We showed a quick demonstration of automating the combining of multiple text files using Grunt. There are a lot of ways something like this can be useful. Combining multiple comma-separated value (CSV) files that are reports from many retail locations, web development, and others.
Then Tucker provided a list of all the tasks we do when we get a new client at Condron Media. The full list can take a person up to 1.5 hours to “start” working on that customer’s project. So we’ve begun working whittling away at that list of tasks by using another task manager called Gulp. We call this suite of automation tasks Bebop – after one of the thugs from Teenaged Mutant Ninja Turtles.
Bebop is separated into the smallest tasks possible so that we can combine those tasks into procedures. Creating new folders, adding Slack channels, sending Slack messages, spinning up an instance of WordPress, adding virtual hosts to local development environments, etc. etc. Bebop can then combine these tasks in any order and do them much quicker than a human can clicking with a mouse. We estimate it will take 1 minute to do what took 1.5 hours once Bebop is complete.
Another benefit of automating these types of tasks is that you can nearly eliminate human error. What if someone types in the wrong client name or forgets a step in the process? Bebop doesn’t get things wrong. Which saves us a lot of headaches.
We then asked the group to take 5 minutes and write down what they would like to automate in their lives. The answers ranged from making dog food to laundry to simple development and environmental tasks. Every one in attendance shared at least one thing they’d like to automate.
Tucker and I had a blast presenting but we enjoyed this final session the most. Similar to my event suggestions to Karla Porter earlier this year, I find that the more a group interacts with one another the more I personally get out of a meetup or conference. Presentations can be eye opening but personal connections and calm discussions yield much fruit for thought.
Thanks to everyone that showed up. I think we had 14 or 15 people. The NEPA.js community is active, engaged, and I’m very happy that it is happening in Scranton.
Last night Tucker Hottes, Den Temple and I held the first Homebrew Website Club at The Keys in Scranton, PA. I really appreciate that HWC will force me to set aside some time to work on my personal site since it is often neglected for more pressing projects.

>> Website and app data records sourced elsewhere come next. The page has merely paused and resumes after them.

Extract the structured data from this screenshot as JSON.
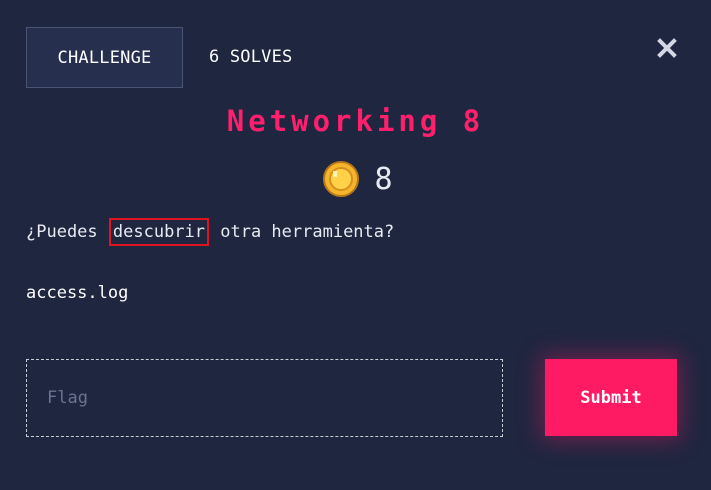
{
  "tabs": {
    "challenge_label": "CHALLENGE",
    "solves_label": "6 SOLVES"
  },
  "challenge": {
    "title": "Networking 8",
    "points": "8",
    "description_before": "¿Puedes ",
    "description_highlight": "descubrir",
    "description_after": " otra herramienta?",
    "file_name": "access.log"
  },
  "form": {
    "flag_placeholder": "Flag",
    "flag_value": "",
    "submit_label": "Submit"
  },
  "icons": {
    "close": "close-icon",
    "coin": "coin-icon"
  },
  "colors": {
    "background": "#1f2640",
    "accent": "#ff1a64",
    "title": "#ff1f6d",
    "highlight_border": "#e0141f",
    "coin": "#f5b52a"
  }
}
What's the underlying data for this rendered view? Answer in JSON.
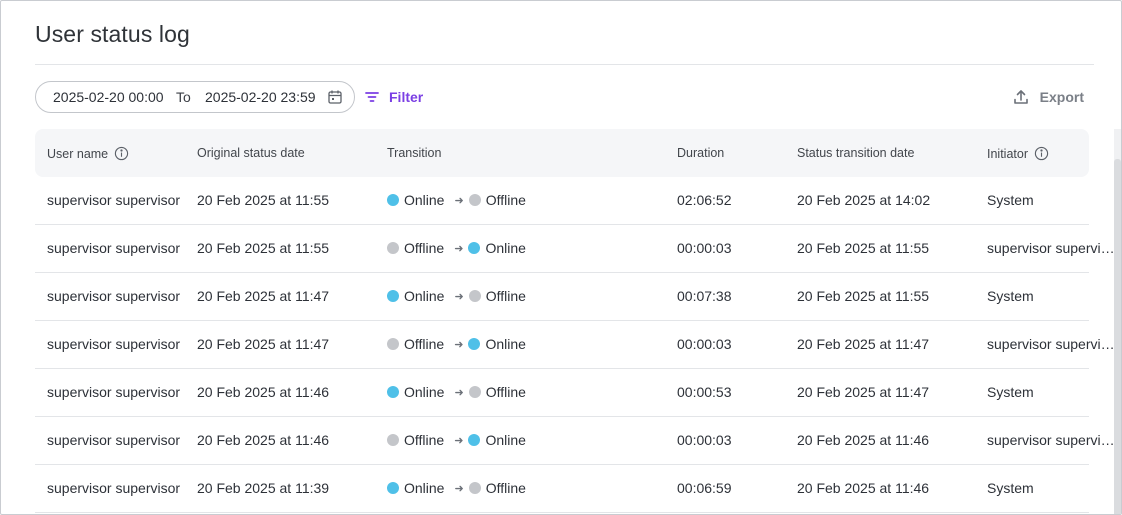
{
  "page": {
    "title": "User status log"
  },
  "toolbar": {
    "date_from": "2025-02-20 00:00",
    "to_label": "To",
    "date_to": "2025-02-20 23:59",
    "filter_label": "Filter",
    "export_label": "Export"
  },
  "colors": {
    "online": "#4fc0e8",
    "offline": "#c4c6ca",
    "accent": "#7b3fe4"
  },
  "table": {
    "headers": {
      "user_name": "User name",
      "original_status_date": "Original status date",
      "transition": "Transition",
      "duration": "Duration",
      "status_transition_date": "Status transition date",
      "initiator": "Initiator"
    },
    "rows": [
      {
        "user": "supervisor supervisor",
        "orig": "20 Feb 2025 at 11:55",
        "from": "Online",
        "to": "Offline",
        "duration": "02:06:52",
        "stat": "20 Feb 2025 at 14:02",
        "initiator": "System"
      },
      {
        "user": "supervisor supervisor",
        "orig": "20 Feb 2025 at 11:55",
        "from": "Offline",
        "to": "Online",
        "duration": "00:00:03",
        "stat": "20 Feb 2025 at 11:55",
        "initiator": "supervisor supervisor"
      },
      {
        "user": "supervisor supervisor",
        "orig": "20 Feb 2025 at 11:47",
        "from": "Online",
        "to": "Offline",
        "duration": "00:07:38",
        "stat": "20 Feb 2025 at 11:55",
        "initiator": "System"
      },
      {
        "user": "supervisor supervisor",
        "orig": "20 Feb 2025 at 11:47",
        "from": "Offline",
        "to": "Online",
        "duration": "00:00:03",
        "stat": "20 Feb 2025 at 11:47",
        "initiator": "supervisor supervisor"
      },
      {
        "user": "supervisor supervisor",
        "orig": "20 Feb 2025 at 11:46",
        "from": "Online",
        "to": "Offline",
        "duration": "00:00:53",
        "stat": "20 Feb 2025 at 11:47",
        "initiator": "System"
      },
      {
        "user": "supervisor supervisor",
        "orig": "20 Feb 2025 at 11:46",
        "from": "Offline",
        "to": "Online",
        "duration": "00:00:03",
        "stat": "20 Feb 2025 at 11:46",
        "initiator": "supervisor supervisor"
      },
      {
        "user": "supervisor supervisor",
        "orig": "20 Feb 2025 at 11:39",
        "from": "Online",
        "to": "Offline",
        "duration": "00:06:59",
        "stat": "20 Feb 2025 at 11:46",
        "initiator": "System"
      }
    ]
  }
}
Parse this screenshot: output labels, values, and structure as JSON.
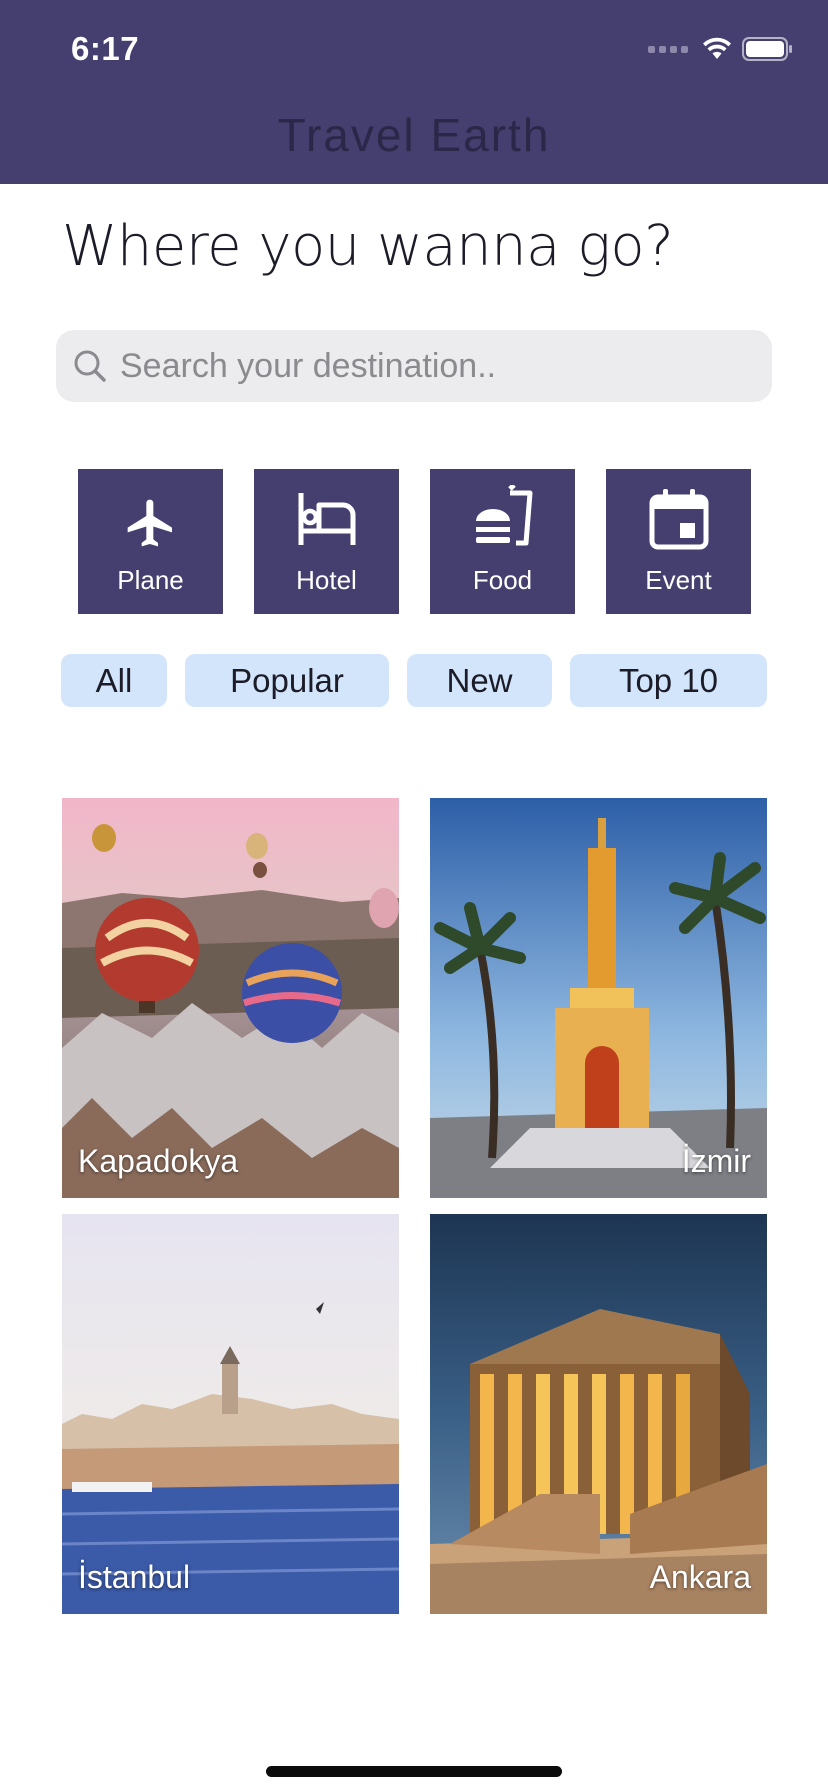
{
  "status_bar": {
    "time": "6:17"
  },
  "header": {
    "title": "Travel Earth"
  },
  "headline": "Where you wanna go?",
  "search": {
    "placeholder": "Search your destination.."
  },
  "categories": [
    {
      "label": "Plane",
      "icon": "plane-icon"
    },
    {
      "label": "Hotel",
      "icon": "bed-icon"
    },
    {
      "label": "Food",
      "icon": "food-icon"
    },
    {
      "label": "Event",
      "icon": "calendar-icon"
    }
  ],
  "filters": [
    "All",
    "Popular",
    "New",
    "Top 10"
  ],
  "destinations": [
    {
      "name": "Kapadokya"
    },
    {
      "name": "İzmir"
    },
    {
      "name": "İstanbul"
    },
    {
      "name": "Ankara"
    }
  ],
  "colors": {
    "primary": "#453f6f",
    "chip": "#d2e5fb",
    "search_bg": "#ececee"
  }
}
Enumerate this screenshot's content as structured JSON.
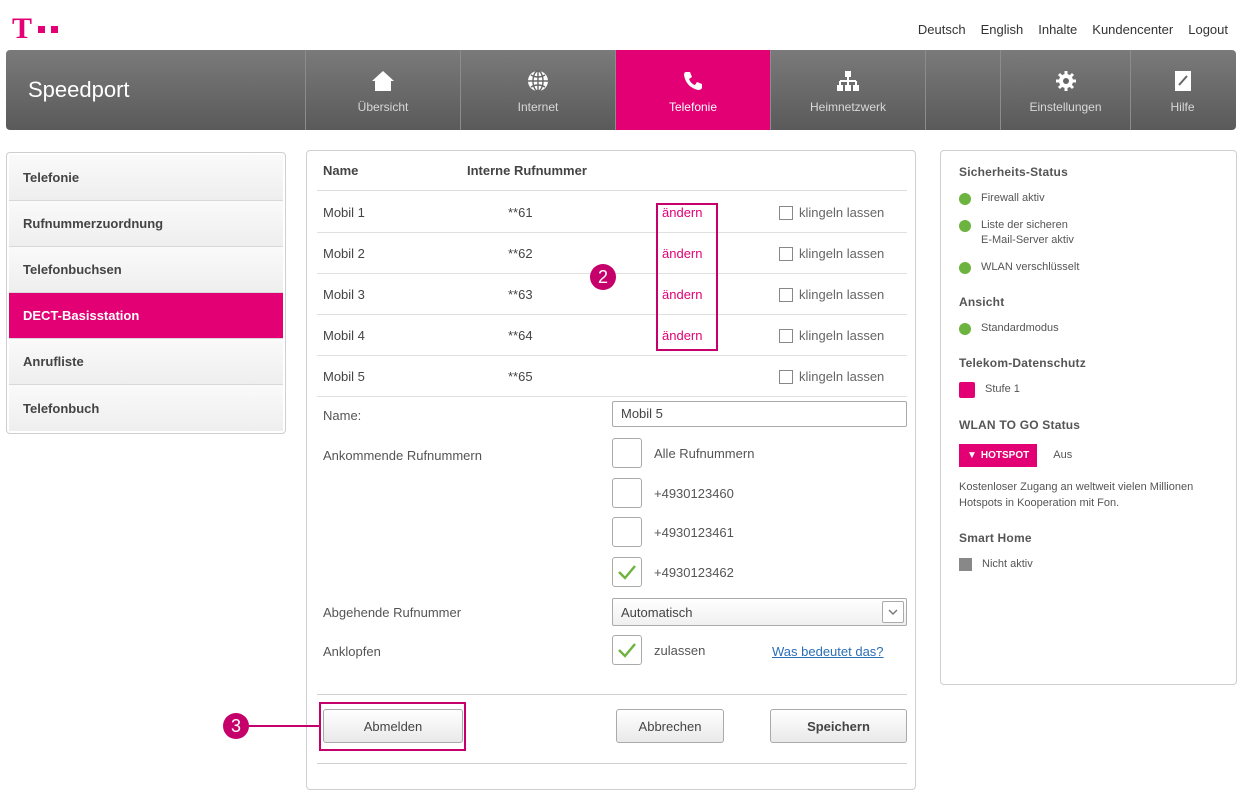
{
  "header": {
    "links": [
      "Deutsch",
      "English",
      "Inhalte",
      "Kundencenter",
      "Logout"
    ]
  },
  "nav": {
    "brand": "Speedport",
    "items": [
      {
        "label": "Übersicht",
        "icon": "home-icon"
      },
      {
        "label": "Internet",
        "icon": "globe-icon"
      },
      {
        "label": "Telefonie",
        "icon": "phone-icon",
        "active": true
      },
      {
        "label": "Heimnetzwerk",
        "icon": "network-icon"
      },
      {
        "label": "Einstellungen",
        "icon": "gear-icon"
      },
      {
        "label": "Hilfe",
        "icon": "help-icon"
      }
    ]
  },
  "sidebar": {
    "items": [
      {
        "label": "Telefonie"
      },
      {
        "label": "Rufnummerzuordnung"
      },
      {
        "label": "Telefonbuchsen"
      },
      {
        "label": "DECT-Basisstation",
        "active": true
      },
      {
        "label": "Anrufliste"
      },
      {
        "label": "Telefonbuch"
      }
    ]
  },
  "table": {
    "col_name": "Name",
    "col_number": "Interne Rufnummer",
    "change_label": "ändern",
    "ring_label": "klingeln lassen",
    "rows": [
      {
        "name": "Mobil 1",
        "number": "**61"
      },
      {
        "name": "Mobil 2",
        "number": "**62"
      },
      {
        "name": "Mobil 3",
        "number": "**63"
      },
      {
        "name": "Mobil 4",
        "number": "**64"
      },
      {
        "name": "Mobil 5",
        "number": "**65"
      }
    ]
  },
  "form": {
    "name_label": "Name:",
    "name_value": "Mobil 5",
    "incoming_label": "Ankommende Rufnummern",
    "incoming_options": [
      {
        "label": "Alle Rufnummern",
        "checked": false
      },
      {
        "label": "+4930123460",
        "checked": false
      },
      {
        "label": "+4930123461",
        "checked": false
      },
      {
        "label": "+4930123462",
        "checked": true
      }
    ],
    "outgoing_label": "Abgehende Rufnummer",
    "outgoing_value": "Automatisch",
    "knock_label": "Anklopfen",
    "knock_option": "zulassen",
    "knock_checked": true,
    "help_link": "Was bedeutet das?"
  },
  "buttons": {
    "logout": "Abmelden",
    "cancel": "Abbrechen",
    "save": "Speichern"
  },
  "callouts": {
    "change_marker": "2",
    "logout_marker": "3"
  },
  "status": {
    "security_title": "Sicherheits-Status",
    "firewall": "Firewall aktiv",
    "mail_line1": "Liste der sicheren",
    "mail_line2": "E-Mail-Server aktiv",
    "wlan": "WLAN verschlüsselt",
    "view_title": "Ansicht",
    "view_value": "Standardmodus",
    "privacy_title": "Telekom-Datenschutz",
    "privacy_value": "Stufe 1",
    "wlan_to_go_title": "WLAN TO GO Status",
    "hotspot_label": "HOTSPOT",
    "hotspot_state": "Aus",
    "hotspot_text": "Kostenloser Zugang an weltweit vielen Millionen Hotspots in Kooperation mit Fon.",
    "smarthome_title": "Smart Home",
    "smarthome_value": "Nicht aktiv"
  },
  "colors": {
    "brand": "#e20074",
    "status_ok": "#6db33f",
    "link": "#2a6fb6"
  }
}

During HWC I began trying to fix my crufty URLs for post format filtering on WordPress. Unless I’m missing something, it doesn’t appear that WordPress has “standard” post format filtering out of the box. It can filter by every other post format – statuses, audio, images – but doesn’t for standard posts. I’m almost sure I am missing something. If anyone knows how to do this more elegantly please let me me know. However, I’ve added this functionality myself months ago and now those URLs are cruft free. You can see them in my sidebar.
To do this isn’t trivial. Here are the steps you need to follow:
I’m glad HWC gave me the time to finally fix this as it had been bothering me for a few months. Looking forward to the next HWC where I’ll tackle a few more Indieweb things I’ve been meaning to bolt on.
Do you know the visible signs of a strong community? If you’ve ever attended a Philly Burbs WordPress meetup then you definitely do.
Last night my new coworker Tucker Hottes and I drove the 2.5 hours to Pheonixville, PA for this month’s WordPress meetup in the Philly Burbs meetup group. What we saw during the evening was the clear, visible signs of a healthy, vibrant, and active community.
Those signs were:
I’ve attended this meetup before as a presenter in West Chester. And I felt welcome then too and I could feel the strength of the community then as well. This is a well run group and I highly recommend attending one of their meetups if you can.
Oh, if you’re wondering why I’m willing to drive 2.5 hours just for a WordPress meetup. Read this.